a group of people on a boat

At Lone Pine in Portland, Adam visits with a newlywed couple from New Jersey celebrating their honeymoon in Maine with an East Bayside Walk, Talk, and Taste tour.

We were certainly pleased to see that everything went smoothly on those first few tours and that people were excited about visiting a “safe state” for the first time by driving just a handful of hours.

Next, we worked on expanding offerings by adding additional time slots. We offered two different departure times on each day that these tours were available so that we could better accommodate the timing needs of our visiting guests. We also quickly worked to add new itineraries for our walking tours by creating routes in two other brewing hotspots in Portland: East Bayside and Industrial Way. This meant that we soon had 12 different weekly options for biking tours and 36 different tour options for walking tours available each week.

a person holding a little boat in the water

Guests enjoy local beer on a Sails and Ales outing last month.

We were not done creating open-air options. Our ongoing Port City Running Tour option was promoted as another open-air version of a brewery tour. We leveraged existing and new relationships with companies that offer activities on power and sailboats and unveiled six new activities on the waters of Casco Bay. Chartered sailing options with beer, spirits, or wine in partnership with Calendar Islands Sailing Company were added to the schedule. Power boat “Brews Cruise” activities allowed our guests to learn about the lobster industry (or watch the sunset) with Rocky Bottom Tours, and slightly larger groups could enjoy a harbor cruise with Casco Bay Custom Charters.

a group of people are drinking from a glass

Enjoying beers in the sun at Austin Street Brewing Company during a recent bike tour.

After two months of these various tours and activities, there is much positive news to report. Most noteworthy for us is our recharged ability to deliver new guests and positive revenue to our tour partners.

Many of these tours will be available for the next several weeks (our Old Port Walk, Talk, and Taste tour is now available year-round), so there is much more of this good news to come.

a person holding a glass of wine

This couple celebrated their 12th wedding anniversary with a walking tour that included Portland’s Liquid Riot Bottling Company.

Here are some of the numbers that we have compiled to give you a sense of what has been happening for the past couple of months of tours. All data is from tours delivered July 16th through September 22nd:

Walk, Talk, and Taste tours

99 – individual tours conducted
297 – individual visits to locally-owned breweries
373 – total number of guests on walking tours – Top Three States: 104 guests from New York (28% of all guests), 85 guests from New Jersey (23%), 32 guests from Connecticut (9%)
789 – total number of miles walked on foot by guests and guides
$12,923 – estimated amount paid by us to locally-owned breweries for tasting fees and food
$1,102 – estimated amount of additional purchases made by our guests during their brewery visit

Bike and Brews tours

52 – individual tours conducted
156 – individual visits to locally-owned breweries and wineries
194 – total number of guests on biking tours
738 – total number of miles biked by guests and guides
$4,975 – estimated amount paid for tasting fees at locally-owned breweries and wineries

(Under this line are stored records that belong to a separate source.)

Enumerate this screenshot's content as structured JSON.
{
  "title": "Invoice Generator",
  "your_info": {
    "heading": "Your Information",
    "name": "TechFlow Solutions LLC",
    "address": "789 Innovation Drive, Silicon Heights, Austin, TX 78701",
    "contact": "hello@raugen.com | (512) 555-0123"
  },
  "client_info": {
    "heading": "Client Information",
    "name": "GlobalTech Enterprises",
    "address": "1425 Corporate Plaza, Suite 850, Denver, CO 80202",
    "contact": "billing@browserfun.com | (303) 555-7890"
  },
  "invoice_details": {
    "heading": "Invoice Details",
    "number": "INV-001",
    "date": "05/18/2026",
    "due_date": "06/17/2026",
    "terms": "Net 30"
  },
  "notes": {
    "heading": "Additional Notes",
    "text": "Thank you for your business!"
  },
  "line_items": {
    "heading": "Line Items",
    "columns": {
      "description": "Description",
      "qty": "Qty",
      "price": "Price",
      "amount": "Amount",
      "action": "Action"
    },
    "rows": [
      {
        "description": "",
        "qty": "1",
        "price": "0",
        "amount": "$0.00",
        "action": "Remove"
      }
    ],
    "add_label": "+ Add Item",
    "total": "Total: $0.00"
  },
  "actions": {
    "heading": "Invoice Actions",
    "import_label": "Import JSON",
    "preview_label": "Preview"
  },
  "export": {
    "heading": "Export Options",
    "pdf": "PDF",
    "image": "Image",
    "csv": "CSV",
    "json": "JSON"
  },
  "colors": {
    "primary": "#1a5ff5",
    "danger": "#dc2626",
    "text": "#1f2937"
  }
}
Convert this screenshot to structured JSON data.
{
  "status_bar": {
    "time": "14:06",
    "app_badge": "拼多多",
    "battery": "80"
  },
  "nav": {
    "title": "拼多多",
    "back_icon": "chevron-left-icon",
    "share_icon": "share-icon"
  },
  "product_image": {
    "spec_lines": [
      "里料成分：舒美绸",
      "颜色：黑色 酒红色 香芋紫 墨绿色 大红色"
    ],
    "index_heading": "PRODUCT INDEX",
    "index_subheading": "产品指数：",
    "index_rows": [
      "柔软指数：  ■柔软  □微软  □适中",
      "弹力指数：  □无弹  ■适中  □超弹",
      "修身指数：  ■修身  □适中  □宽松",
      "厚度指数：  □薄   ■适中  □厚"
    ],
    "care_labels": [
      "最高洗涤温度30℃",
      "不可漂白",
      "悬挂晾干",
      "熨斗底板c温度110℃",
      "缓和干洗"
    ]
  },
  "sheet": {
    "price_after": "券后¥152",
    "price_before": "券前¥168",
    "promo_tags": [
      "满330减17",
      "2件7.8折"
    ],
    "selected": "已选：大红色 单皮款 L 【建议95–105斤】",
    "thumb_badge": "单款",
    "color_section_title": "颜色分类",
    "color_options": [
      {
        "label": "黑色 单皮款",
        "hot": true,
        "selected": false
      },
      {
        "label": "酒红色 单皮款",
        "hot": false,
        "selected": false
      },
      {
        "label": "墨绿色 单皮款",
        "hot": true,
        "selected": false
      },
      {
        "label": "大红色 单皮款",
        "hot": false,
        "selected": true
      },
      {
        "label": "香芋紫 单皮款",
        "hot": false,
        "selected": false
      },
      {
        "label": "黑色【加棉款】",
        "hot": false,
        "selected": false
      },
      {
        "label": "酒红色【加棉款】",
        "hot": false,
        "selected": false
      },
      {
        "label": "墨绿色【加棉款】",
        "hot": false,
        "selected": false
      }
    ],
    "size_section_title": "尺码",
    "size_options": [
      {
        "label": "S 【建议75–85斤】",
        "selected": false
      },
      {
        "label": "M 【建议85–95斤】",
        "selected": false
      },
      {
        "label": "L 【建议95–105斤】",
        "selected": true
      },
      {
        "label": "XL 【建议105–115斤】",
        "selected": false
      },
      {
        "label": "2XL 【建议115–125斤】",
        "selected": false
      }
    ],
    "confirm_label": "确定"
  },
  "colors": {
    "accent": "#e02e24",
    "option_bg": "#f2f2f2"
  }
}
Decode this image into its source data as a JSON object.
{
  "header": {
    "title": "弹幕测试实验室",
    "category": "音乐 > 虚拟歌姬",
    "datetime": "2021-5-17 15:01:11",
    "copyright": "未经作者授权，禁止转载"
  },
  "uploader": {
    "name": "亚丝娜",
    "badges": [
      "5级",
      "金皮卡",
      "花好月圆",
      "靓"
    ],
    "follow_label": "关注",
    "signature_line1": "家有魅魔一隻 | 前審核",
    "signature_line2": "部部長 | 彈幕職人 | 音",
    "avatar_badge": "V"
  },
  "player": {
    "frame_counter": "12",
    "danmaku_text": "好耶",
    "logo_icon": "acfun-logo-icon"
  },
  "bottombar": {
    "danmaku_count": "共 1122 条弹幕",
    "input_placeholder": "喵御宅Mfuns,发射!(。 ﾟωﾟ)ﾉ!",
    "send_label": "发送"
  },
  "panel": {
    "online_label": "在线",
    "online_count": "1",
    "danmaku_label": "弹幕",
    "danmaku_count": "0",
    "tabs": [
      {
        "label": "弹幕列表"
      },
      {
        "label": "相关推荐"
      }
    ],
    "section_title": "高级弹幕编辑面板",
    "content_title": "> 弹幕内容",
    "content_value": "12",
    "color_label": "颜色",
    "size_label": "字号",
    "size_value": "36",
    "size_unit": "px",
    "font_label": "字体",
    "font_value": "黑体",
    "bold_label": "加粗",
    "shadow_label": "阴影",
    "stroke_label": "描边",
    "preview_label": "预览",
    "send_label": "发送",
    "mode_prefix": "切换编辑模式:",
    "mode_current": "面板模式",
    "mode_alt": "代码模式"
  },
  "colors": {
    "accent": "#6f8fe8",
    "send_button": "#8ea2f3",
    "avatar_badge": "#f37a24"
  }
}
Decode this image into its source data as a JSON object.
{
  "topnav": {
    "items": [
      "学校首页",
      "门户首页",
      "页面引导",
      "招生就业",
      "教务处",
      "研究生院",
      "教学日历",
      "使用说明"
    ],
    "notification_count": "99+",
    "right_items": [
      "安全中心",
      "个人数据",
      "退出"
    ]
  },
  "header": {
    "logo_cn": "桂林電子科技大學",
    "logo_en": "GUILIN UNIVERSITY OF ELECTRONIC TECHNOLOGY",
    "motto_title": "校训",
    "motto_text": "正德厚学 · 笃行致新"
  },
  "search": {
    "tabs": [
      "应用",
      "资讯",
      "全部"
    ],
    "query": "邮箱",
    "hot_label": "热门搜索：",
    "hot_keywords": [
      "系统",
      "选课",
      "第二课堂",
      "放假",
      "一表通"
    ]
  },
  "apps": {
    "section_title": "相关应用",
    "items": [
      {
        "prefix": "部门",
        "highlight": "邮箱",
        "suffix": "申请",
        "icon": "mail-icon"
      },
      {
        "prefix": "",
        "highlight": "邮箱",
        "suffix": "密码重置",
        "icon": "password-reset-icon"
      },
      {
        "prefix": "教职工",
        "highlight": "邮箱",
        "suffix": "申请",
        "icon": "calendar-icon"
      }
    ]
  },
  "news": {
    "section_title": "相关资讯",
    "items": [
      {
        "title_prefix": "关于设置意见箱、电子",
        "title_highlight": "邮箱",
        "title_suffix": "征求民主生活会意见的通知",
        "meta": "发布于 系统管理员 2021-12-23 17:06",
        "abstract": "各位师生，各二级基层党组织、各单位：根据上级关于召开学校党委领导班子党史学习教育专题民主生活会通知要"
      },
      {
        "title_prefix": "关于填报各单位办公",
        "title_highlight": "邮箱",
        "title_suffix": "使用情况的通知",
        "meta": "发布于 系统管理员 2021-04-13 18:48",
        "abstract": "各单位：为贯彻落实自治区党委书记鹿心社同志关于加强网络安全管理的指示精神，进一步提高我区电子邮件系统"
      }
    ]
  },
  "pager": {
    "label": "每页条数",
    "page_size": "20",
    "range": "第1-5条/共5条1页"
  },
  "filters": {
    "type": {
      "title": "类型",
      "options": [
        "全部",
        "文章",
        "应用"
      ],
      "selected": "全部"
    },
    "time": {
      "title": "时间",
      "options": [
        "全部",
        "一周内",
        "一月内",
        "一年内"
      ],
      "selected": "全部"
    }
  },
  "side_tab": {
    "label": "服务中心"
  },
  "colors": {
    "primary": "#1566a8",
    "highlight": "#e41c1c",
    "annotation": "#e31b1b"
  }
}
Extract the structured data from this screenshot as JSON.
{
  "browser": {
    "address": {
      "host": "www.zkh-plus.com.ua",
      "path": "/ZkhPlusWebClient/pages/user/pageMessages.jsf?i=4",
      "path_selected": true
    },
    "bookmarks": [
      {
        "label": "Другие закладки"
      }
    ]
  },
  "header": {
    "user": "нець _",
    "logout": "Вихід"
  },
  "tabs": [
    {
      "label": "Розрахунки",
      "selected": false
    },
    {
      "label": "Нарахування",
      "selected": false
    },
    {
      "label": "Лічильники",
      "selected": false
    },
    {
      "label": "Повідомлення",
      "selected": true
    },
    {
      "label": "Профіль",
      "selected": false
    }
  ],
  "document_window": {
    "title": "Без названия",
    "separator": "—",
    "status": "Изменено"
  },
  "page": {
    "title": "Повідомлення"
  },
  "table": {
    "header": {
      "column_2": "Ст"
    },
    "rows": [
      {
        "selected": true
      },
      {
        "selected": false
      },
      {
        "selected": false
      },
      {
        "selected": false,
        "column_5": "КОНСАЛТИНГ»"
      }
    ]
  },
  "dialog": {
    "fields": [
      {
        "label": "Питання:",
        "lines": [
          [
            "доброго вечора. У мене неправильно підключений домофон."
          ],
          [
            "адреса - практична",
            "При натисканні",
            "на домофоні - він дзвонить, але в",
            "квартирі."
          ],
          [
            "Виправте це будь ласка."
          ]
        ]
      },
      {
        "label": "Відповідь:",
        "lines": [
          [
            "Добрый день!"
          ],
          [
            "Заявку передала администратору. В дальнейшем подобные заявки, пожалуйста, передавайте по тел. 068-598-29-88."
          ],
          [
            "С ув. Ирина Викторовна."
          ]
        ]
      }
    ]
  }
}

Boat-based Activities

53 – number of guests on Sunset Brews Cruises
30 – number of guests on Lobster Brews Cruises
25 – number of guests on Harbor Brews Cruises
6 – number of guests on Sails and Ales trips
$7,268 – estimated amount of revenue generated for boat-based partners

See the current Health and Safety policies for Maine Brew Bus tours here.


a man holding a teddy bear in front of a buildingDon Littlefield is the General Manager of Brew Bus Tours and also directs the National Operations of Brews Cruise, Inc. He enjoyed an apple cider donut and a lot of Sebago Lake water while preparing this post. Twitter: @BeerinME